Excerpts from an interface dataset
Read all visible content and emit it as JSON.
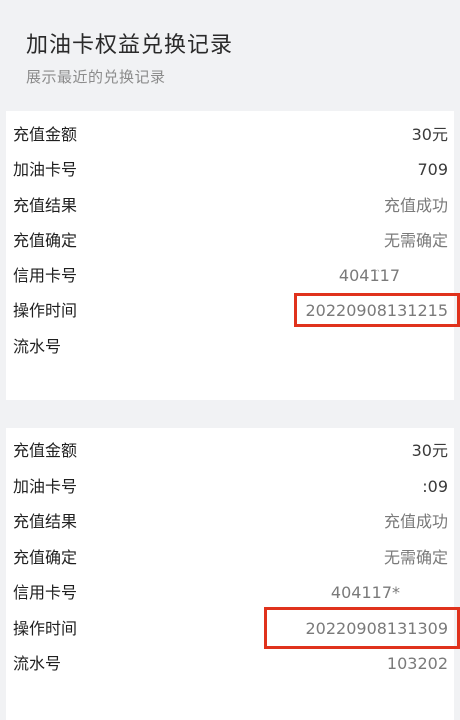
{
  "page": {
    "title": "加油卡权益兑换记录",
    "subtitle": "展示最近的兑换记录"
  },
  "labels": {
    "amount": "充值金额",
    "card_number": "加油卡号",
    "result": "充值结果",
    "confirm": "充值确定",
    "credit_card": "信用卡号",
    "op_time": "操作时间",
    "serial": "流水号"
  },
  "records": [
    {
      "amount": "30元",
      "card_number": "709",
      "result": "充值成功",
      "confirm": "无需确定",
      "credit_card": "404117",
      "op_time": "20220908131215",
      "serial": ""
    },
    {
      "amount": "30元",
      "card_number": ":09",
      "result": "充值成功",
      "confirm": "无需确定",
      "credit_card": "404117*",
      "op_time": "20220908131309",
      "serial": "103202"
    }
  ],
  "colors": {
    "highlight_border": "#e0321c",
    "background": "#f1f2f4",
    "card": "#ffffff"
  }
}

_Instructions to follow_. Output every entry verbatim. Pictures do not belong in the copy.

_Answer for this exercise_.
Read all visible content and emit it as JSON.
{
  "page": {
    "title": "加油卡权益兑换记录",
    "subtitle": "展示最近的兑换记录"
  },
  "labels": {
    "amount": "充值金额",
    "card_number": "加油卡号",
    "result": "充值结果",
    "confirm": "充值确定",
    "credit_card": "信用卡号",
    "op_time": "操作时间",
    "serial": "流水号"
  },
  "records": [
    {
      "amount": "30元",
      "card_number": "709",
      "result": "充值成功",
      "confirm": "无需确定",
      "credit_card": "404117",
      "op_time": "20220908131215",
      "serial": ""
    },
    {
      "amount": "30元",
      "card_number": ":09",
      "result": "充值成功",
      "confirm": "无需确定",
      "credit_card": "404117*",
      "op_time": "20220908131309",
      "serial": "103202"
    }
  ],
  "colors": {
    "highlight_border": "#e0321c",
    "background": "#f1f2f4",
    "card": "#ffffff"
  }
}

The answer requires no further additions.